For further reading:I was first introduced to Lesch - Nyhan disease and given the idea for this paper through reading "The Evening and the Morning and the Night" by Octavia Butler. It can be found in her short story anthology Blood Child and I highly recommend it for anyone who is interested in neurobiology and science fiction. She comes up with some pretty interesting concepts.
Further ReadingButler, Octavia. "The Evening and the Morning and the Night." Blood Child New York: Seven Stories Press, 1996.
WWW Resources1) Matheny School and Hospital
6) All about Obsessive Compulsive Disorder , - scroll down to "Shake in the Mind"
Comments made prior to 2007
Hi, I was reading your website about Lesch-Nyhan, and noticed that you
have us (the Purine Research Society) listed as a website reference.
Our server has recently gone belly-up, and we had to change URLs. Our
new address is www.PurineResearchSociety.org
The http://www2.dgsys.com/~purine/ website is no longer available.
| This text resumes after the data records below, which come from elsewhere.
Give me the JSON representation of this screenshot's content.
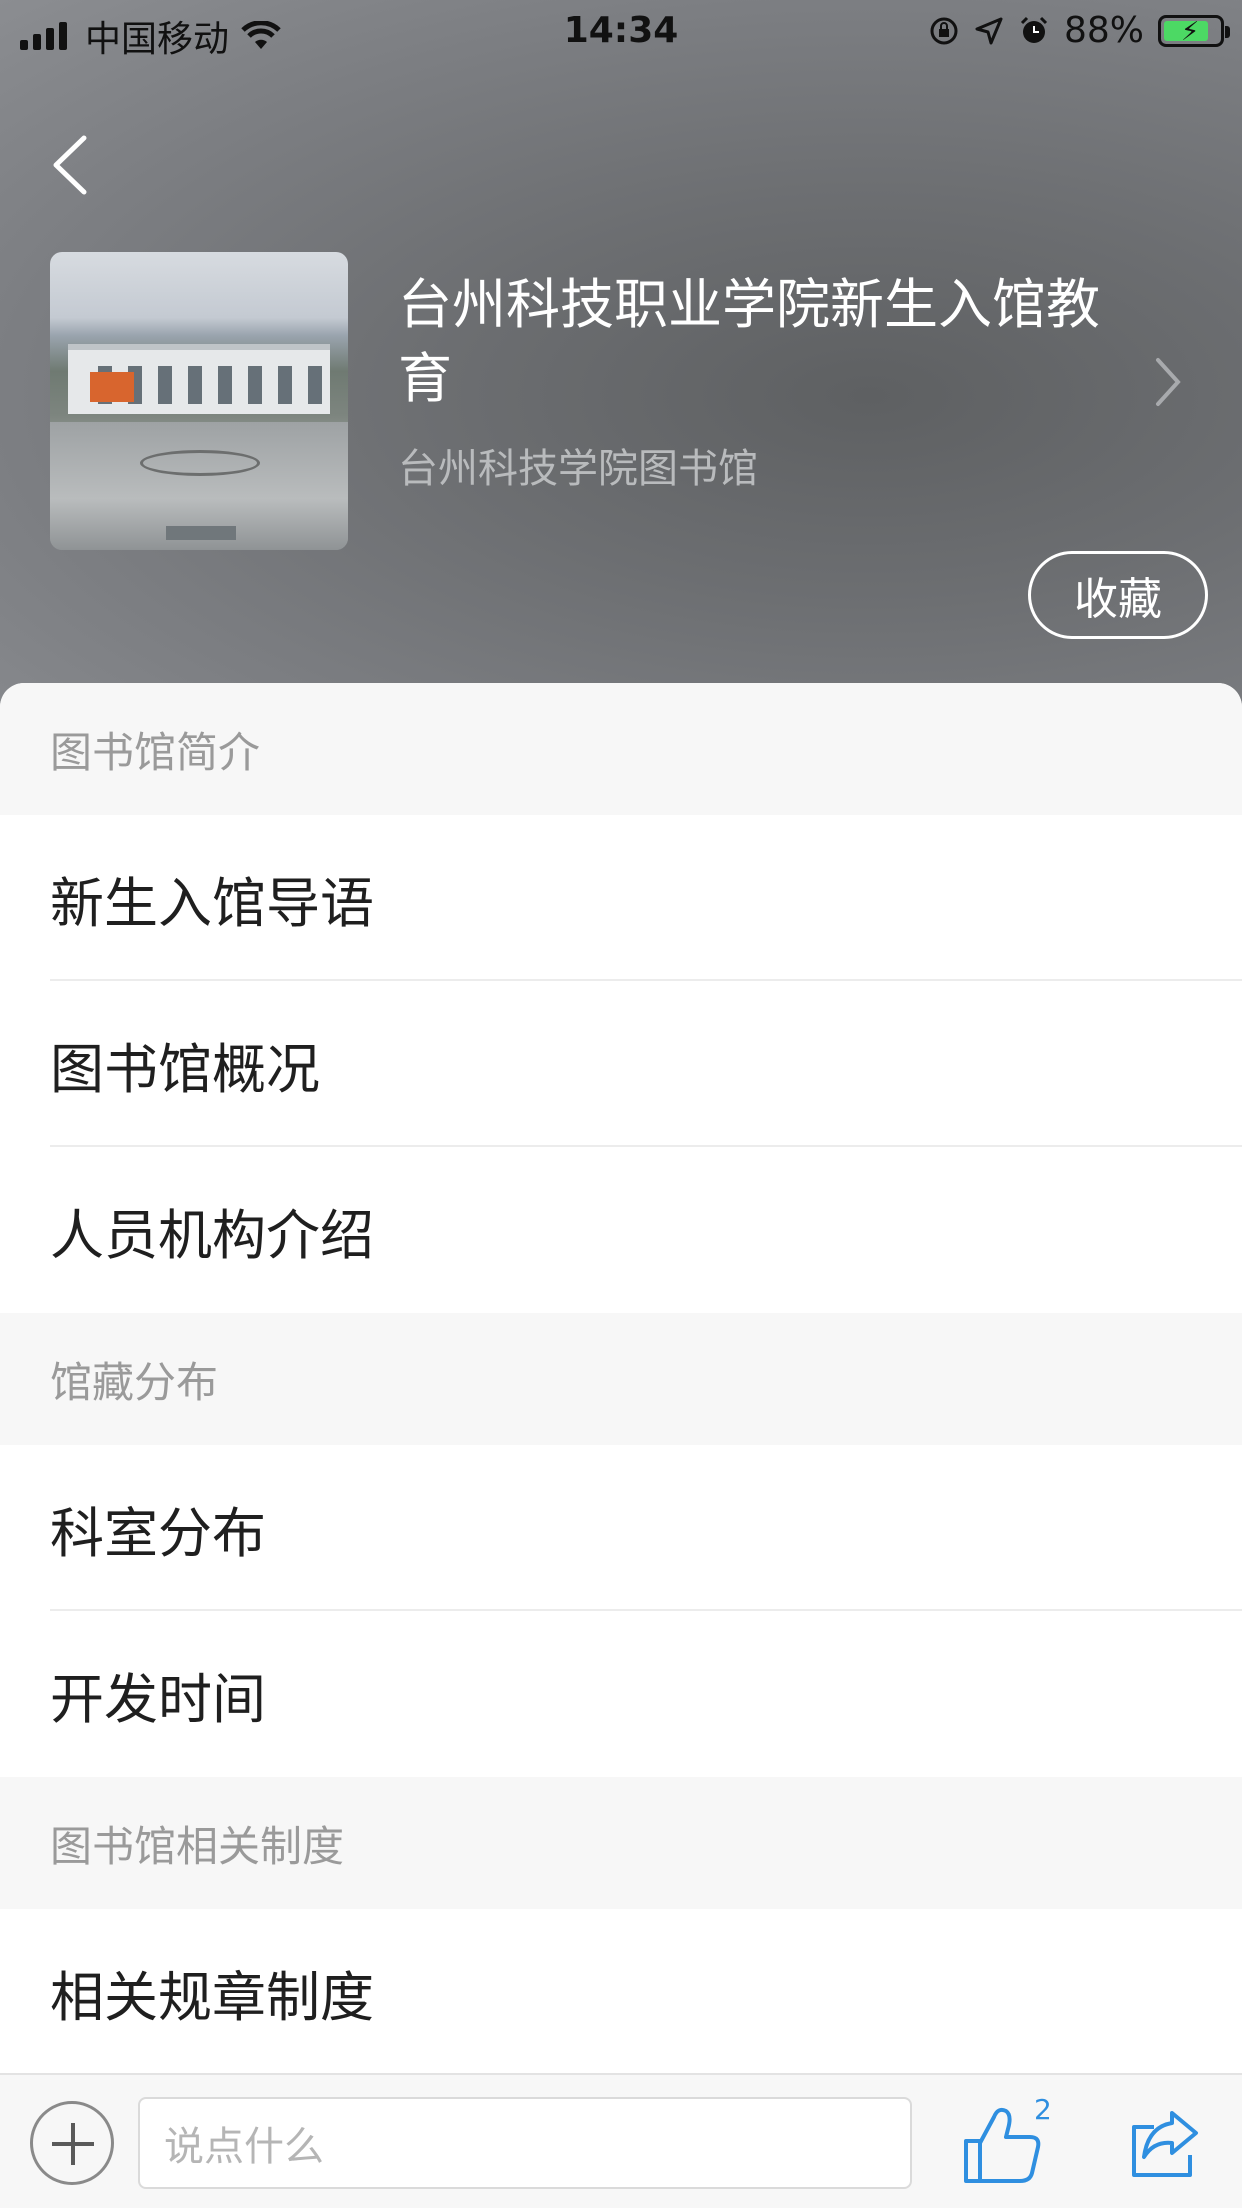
{
  "status_bar": {
    "carrier": "中国移动",
    "time": "14:34",
    "battery": "88%",
    "battery_level": 0.88
  },
  "header": {
    "title": "台州科技职业学院新生入馆教育",
    "subtitle": "台州科技学院图书馆",
    "favorite_label": "收藏",
    "cover_icon": "campus-photo"
  },
  "sections": [
    {
      "header": "图书馆简介",
      "items": [
        "新生入馆导语",
        "图书馆概况",
        "人员机构介绍"
      ]
    },
    {
      "header": "馆藏分布",
      "items": [
        "科室分布",
        "开发时间"
      ]
    },
    {
      "header": "图书馆相关制度",
      "items": [
        "相关规章制度"
      ]
    }
  ],
  "bottom_bar": {
    "comment_placeholder": "说点什么",
    "like_count": "2",
    "icons": [
      "plus-icon",
      "thumbs-up-icon",
      "share-icon"
    ]
  },
  "colors": {
    "accent": "#2f8fe0",
    "header_bg": "#6c6e71",
    "section_bg": "#f7f7f7"
  }
}
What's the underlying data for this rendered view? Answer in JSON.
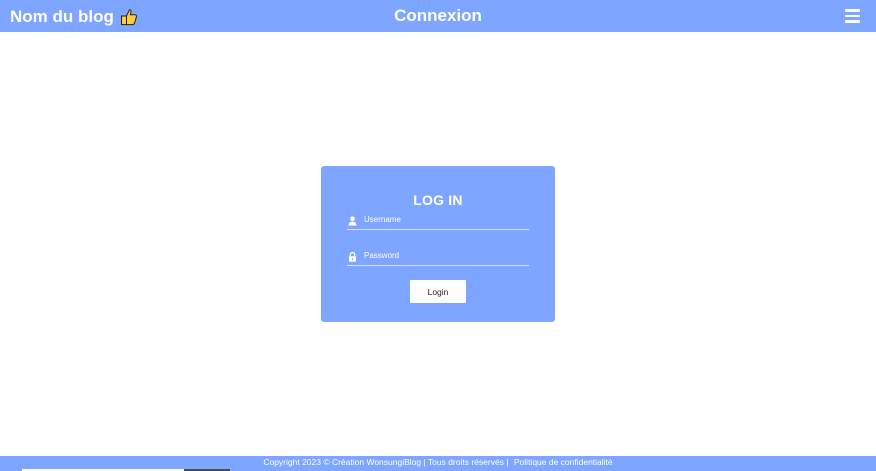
{
  "header": {
    "brand_label": "Nom du blog",
    "brand_icon": "thumbs-up-icon",
    "title": "Connexion",
    "menu_icon": "hamburger-menu-icon",
    "background_color": "#7ea5ff"
  },
  "login": {
    "title": "LOG IN",
    "username": {
      "icon": "user-icon",
      "placeholder": "Username",
      "value": ""
    },
    "password": {
      "icon": "lock-icon",
      "placeholder": "Password",
      "value": ""
    },
    "button_label": "Login",
    "card_color": "#7ea5ff"
  },
  "footer": {
    "copyright": "Copyright 2023 © Création WonsungiBlog | Tous droits réservés |",
    "privacy_link": "Politique de confidentialité",
    "background_color": "#7ea5ff"
  }
}
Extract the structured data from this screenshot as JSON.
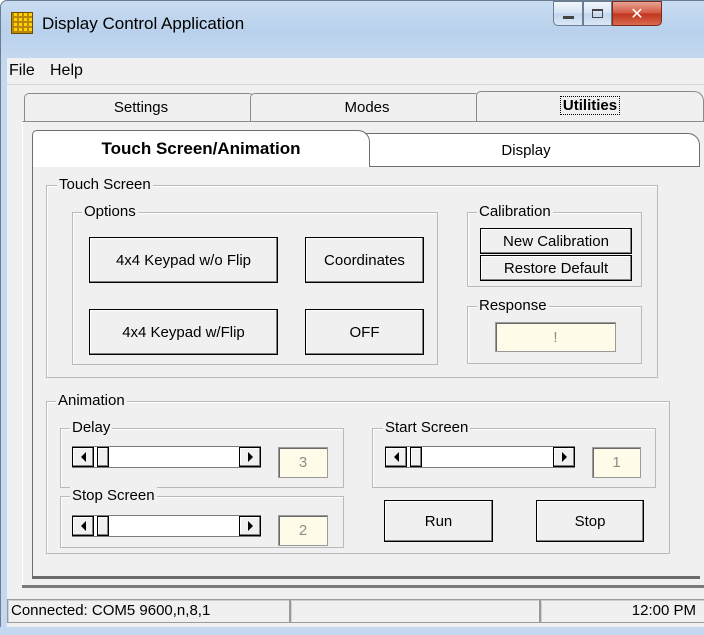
{
  "window": {
    "title": "Display Control Application",
    "icon": "keypad-grid-icon"
  },
  "menu": [
    "File",
    "Help"
  ],
  "outer_tabs": [
    {
      "label": "Settings",
      "active": false
    },
    {
      "label": "Modes",
      "active": false
    },
    {
      "label": "Utilities",
      "active": true
    }
  ],
  "inner_tabs": [
    {
      "label": "Touch Screen/Animation",
      "active": true
    },
    {
      "label": "Display",
      "active": false
    }
  ],
  "touch_screen": {
    "title": "Touch Screen",
    "options": {
      "title": "Options",
      "keypad_no_flip": "4x4 Keypad w/o Flip",
      "coordinates": "Coordinates",
      "keypad_flip": "4x4 Keypad w/Flip",
      "off": "OFF"
    },
    "calibration": {
      "title": "Calibration",
      "new": "New Calibration",
      "restore": "Restore Default"
    },
    "response": {
      "title": "Response",
      "value": "!"
    }
  },
  "animation": {
    "title": "Animation",
    "delay": {
      "title": "Delay",
      "value": "3"
    },
    "start_screen": {
      "title": "Start Screen",
      "value": "1"
    },
    "stop_screen": {
      "title": "Stop Screen",
      "value": "2"
    },
    "run": "Run",
    "stop": "Stop"
  },
  "status": {
    "connection": "Connected: COM5 9600,n,8,1",
    "middle": "",
    "time": "12:00 PM"
  },
  "colors": {
    "titlebar": "#c9dcf1",
    "face": "#f0f0f0",
    "readout_bg": "#fefce8",
    "close_red": "#c1341c"
  }
}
You might want to make that change. Thanks so much ... Tahma Metz, 18 November 2004